The Devils were notorious for changing coaches at will and at bizarre points in the season even just prior to the playoffs. Sometimes it worked . Sometimes it didn't. Sometimes Lou came down from his GM chair and stepped behind the bench. Sometimes he didn't. 

The New Jersey Devils won three Stanley Cups during Lou's GM reign. They also had the two Scotts (Stevens and Niedermayer) on defence. The Devils also never won a cup after Niedermayer left for Anaheim in 2004. Great players often make GMs look pretty great.

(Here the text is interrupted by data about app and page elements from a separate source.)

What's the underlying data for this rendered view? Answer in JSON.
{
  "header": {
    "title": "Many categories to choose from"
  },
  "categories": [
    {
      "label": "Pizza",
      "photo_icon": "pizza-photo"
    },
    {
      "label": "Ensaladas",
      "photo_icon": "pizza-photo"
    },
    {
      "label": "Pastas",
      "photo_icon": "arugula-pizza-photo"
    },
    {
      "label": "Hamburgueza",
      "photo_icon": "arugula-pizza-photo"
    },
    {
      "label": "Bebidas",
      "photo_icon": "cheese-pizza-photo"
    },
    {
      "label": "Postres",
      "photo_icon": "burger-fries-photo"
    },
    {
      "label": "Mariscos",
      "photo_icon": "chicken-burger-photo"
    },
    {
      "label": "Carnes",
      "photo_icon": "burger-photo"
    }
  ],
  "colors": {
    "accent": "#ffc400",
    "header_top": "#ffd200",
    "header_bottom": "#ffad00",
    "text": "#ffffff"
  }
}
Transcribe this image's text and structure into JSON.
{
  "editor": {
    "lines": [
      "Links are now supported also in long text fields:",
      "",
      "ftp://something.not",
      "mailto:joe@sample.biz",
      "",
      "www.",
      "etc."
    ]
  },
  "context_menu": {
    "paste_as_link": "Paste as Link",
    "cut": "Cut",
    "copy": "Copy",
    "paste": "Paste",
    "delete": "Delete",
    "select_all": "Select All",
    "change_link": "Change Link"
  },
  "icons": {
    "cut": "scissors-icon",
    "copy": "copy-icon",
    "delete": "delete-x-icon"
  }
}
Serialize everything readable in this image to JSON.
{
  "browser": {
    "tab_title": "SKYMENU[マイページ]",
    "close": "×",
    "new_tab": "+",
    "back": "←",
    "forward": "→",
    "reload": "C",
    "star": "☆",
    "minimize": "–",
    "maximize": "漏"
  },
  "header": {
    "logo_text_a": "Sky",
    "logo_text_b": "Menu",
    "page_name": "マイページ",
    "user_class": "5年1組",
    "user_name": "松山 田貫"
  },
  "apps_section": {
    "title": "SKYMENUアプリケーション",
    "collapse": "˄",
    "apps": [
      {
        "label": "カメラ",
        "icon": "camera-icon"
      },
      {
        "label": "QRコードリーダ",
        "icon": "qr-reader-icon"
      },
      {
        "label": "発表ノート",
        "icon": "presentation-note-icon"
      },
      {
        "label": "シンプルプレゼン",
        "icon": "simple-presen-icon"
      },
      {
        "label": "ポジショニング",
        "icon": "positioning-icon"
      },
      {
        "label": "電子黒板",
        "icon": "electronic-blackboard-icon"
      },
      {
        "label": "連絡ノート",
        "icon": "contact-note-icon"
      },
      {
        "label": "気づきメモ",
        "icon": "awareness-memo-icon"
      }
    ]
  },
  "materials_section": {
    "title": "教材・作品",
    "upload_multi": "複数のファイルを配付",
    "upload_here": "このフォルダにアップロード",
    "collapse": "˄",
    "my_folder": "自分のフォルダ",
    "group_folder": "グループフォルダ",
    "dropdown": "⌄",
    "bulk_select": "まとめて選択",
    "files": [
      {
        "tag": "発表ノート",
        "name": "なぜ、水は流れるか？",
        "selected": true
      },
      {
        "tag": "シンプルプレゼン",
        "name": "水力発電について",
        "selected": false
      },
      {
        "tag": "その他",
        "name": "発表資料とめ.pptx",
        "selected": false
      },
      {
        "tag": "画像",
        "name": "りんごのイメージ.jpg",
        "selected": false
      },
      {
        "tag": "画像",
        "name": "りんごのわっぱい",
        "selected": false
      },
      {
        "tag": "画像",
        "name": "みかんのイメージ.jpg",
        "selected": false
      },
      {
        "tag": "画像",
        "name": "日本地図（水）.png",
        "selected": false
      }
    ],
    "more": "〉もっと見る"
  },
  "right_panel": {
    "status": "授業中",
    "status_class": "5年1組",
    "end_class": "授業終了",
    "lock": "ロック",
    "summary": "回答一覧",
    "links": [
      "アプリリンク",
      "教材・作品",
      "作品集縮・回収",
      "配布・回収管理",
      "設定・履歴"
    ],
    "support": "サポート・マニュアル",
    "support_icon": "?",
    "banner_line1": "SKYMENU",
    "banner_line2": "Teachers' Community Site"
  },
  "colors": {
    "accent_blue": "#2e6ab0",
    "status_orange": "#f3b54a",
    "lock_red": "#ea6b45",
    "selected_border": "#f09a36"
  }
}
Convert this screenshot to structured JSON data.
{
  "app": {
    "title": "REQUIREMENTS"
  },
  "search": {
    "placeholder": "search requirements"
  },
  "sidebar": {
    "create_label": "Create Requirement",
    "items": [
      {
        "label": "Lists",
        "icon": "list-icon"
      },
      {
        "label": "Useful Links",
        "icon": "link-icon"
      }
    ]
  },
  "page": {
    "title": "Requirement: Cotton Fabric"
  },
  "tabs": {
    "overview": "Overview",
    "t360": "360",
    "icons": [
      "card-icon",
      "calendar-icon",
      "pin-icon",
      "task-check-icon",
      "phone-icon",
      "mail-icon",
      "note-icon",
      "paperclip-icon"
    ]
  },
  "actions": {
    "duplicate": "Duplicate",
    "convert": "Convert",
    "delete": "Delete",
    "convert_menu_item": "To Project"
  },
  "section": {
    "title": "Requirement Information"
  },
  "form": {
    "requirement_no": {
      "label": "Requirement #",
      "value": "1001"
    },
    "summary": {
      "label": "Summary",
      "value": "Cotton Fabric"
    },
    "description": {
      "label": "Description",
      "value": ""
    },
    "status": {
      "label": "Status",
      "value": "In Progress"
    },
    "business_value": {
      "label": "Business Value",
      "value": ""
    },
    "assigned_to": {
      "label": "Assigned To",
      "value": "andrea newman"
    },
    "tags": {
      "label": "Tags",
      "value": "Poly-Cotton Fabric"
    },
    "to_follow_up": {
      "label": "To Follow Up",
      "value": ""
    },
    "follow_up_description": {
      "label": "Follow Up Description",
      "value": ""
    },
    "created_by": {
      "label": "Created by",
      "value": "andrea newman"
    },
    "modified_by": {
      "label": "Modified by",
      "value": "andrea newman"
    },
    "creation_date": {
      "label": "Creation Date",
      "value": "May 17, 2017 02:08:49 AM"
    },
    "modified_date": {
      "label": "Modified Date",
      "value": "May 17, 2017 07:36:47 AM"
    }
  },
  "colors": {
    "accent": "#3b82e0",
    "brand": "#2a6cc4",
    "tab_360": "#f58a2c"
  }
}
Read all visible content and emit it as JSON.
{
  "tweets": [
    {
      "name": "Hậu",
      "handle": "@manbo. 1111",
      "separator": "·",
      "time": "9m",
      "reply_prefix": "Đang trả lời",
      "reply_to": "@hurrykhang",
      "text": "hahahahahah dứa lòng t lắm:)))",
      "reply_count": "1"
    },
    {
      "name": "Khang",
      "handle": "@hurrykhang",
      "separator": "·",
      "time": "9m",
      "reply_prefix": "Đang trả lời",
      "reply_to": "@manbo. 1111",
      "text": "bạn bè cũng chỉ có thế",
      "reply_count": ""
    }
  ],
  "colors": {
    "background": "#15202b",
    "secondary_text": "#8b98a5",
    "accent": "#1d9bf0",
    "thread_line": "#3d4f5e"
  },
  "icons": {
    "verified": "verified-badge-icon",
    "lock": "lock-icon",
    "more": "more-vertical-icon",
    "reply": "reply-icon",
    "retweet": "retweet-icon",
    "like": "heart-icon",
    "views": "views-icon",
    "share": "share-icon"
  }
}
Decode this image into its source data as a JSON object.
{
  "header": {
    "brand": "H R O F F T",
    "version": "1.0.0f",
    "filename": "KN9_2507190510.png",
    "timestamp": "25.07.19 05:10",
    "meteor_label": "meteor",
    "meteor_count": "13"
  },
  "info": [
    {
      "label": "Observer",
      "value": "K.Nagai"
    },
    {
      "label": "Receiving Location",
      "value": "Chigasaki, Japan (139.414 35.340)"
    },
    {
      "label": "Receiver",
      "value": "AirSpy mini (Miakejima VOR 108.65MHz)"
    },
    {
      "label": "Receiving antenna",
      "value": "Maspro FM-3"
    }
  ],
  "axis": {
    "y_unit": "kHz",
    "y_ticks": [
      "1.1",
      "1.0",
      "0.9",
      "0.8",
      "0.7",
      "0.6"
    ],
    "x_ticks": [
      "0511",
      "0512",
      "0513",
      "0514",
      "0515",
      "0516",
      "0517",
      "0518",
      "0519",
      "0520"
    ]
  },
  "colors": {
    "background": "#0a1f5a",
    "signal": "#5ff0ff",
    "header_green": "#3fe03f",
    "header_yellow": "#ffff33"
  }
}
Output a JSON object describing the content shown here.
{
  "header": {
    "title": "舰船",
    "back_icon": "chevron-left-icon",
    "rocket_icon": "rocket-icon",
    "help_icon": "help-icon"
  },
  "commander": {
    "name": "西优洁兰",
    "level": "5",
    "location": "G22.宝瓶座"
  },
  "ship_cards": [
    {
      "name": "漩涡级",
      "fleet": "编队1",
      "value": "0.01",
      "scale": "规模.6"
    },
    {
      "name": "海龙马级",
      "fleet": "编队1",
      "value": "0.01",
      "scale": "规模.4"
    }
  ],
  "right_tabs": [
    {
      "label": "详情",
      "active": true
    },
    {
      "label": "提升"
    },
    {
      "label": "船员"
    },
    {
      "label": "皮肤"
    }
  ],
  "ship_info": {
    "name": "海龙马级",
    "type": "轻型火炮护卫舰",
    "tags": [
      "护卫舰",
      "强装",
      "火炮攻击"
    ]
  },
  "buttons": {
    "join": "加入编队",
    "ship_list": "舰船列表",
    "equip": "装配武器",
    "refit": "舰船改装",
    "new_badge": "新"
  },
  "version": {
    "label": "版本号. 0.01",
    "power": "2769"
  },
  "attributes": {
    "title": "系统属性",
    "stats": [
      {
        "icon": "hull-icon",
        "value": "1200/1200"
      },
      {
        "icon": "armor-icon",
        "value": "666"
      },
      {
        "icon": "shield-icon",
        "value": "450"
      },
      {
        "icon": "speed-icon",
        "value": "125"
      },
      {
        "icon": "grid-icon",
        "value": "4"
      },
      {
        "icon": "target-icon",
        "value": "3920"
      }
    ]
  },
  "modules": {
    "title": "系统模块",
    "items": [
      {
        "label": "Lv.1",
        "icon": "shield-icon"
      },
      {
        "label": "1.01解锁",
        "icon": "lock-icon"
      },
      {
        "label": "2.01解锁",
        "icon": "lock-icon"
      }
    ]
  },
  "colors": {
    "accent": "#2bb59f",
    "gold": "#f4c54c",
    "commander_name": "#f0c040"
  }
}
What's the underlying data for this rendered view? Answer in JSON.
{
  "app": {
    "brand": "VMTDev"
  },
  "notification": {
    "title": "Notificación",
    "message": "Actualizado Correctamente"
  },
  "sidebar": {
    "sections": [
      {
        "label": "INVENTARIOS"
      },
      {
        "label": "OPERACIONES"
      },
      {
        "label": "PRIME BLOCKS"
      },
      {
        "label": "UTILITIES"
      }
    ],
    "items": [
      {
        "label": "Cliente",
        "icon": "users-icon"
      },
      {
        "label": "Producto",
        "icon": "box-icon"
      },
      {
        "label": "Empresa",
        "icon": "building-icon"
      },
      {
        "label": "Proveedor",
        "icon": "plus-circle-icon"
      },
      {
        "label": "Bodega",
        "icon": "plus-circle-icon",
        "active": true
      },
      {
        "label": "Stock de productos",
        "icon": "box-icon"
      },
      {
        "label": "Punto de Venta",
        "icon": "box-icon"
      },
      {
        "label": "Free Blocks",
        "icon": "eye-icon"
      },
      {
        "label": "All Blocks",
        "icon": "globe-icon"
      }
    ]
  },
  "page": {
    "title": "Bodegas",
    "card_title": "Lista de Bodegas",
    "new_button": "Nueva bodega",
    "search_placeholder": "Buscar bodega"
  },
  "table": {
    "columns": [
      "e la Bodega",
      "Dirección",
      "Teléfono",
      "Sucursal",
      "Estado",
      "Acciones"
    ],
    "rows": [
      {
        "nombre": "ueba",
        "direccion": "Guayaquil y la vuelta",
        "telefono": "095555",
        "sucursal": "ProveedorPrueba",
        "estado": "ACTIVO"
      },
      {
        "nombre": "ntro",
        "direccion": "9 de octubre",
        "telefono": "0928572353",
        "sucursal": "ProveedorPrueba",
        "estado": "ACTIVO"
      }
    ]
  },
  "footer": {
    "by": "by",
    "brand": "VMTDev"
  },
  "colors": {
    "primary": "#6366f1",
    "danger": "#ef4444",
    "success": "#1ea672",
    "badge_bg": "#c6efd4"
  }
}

The Panthers do have a gem on defence in Aaron Ekblad so thank old-school Dale Tallon for that draft pick under his GM's watch. (Speaking of which, wouldn't it be sad and ironic should the Panthers win a Cup with the core of the team players Tallon brought in. He did the same for the 2010 Chicago Blackhawks yet was fired before he could get his name on the Cup despite having his stamp all over that team.) Ekblad is a key building block, but to summarily fire Gallant 22 games into a season with no class or honor (I do believe that's a tenet of West Point, isn't it?) shows me more of a Wall Street than a West Point mentality. Let's call it Wall Point, shall we?

How does one make billions on Wall Street? Certainly not with a long-term buy-and-hold policy. No, all those trading algorithms are put to use making thousands of trades in microseconds daily. This firing smacks of the same. It's short-term thinking. We'll see if it works in the NHL.

So Tom Rowe is the new Lou--a GM who steps down to coach. Although Rowe was a head coach for six seasons in the AHL and two in the KHL, he has a horrendous playoff record--four times his teams lost in the first round and only in his first season with the Carolina Hurricanes' farm team, the Lowell Lock Monsters, did his team win a playoff round. In the KHL his Lokomotiv Yaroslavl also lost in the first round.

Then again Lou Lamoriello's coaching record in "pro" hockey was not all that great. Twice he took over the Devils' coaching reigns. The first time in the 2006 playoffs he got them past round one then they were out in round two. The second time in 2015 they missed the playoffs.

So if it's the new Lou the Panthers' owner wants, maybe it's the new Lou he gets.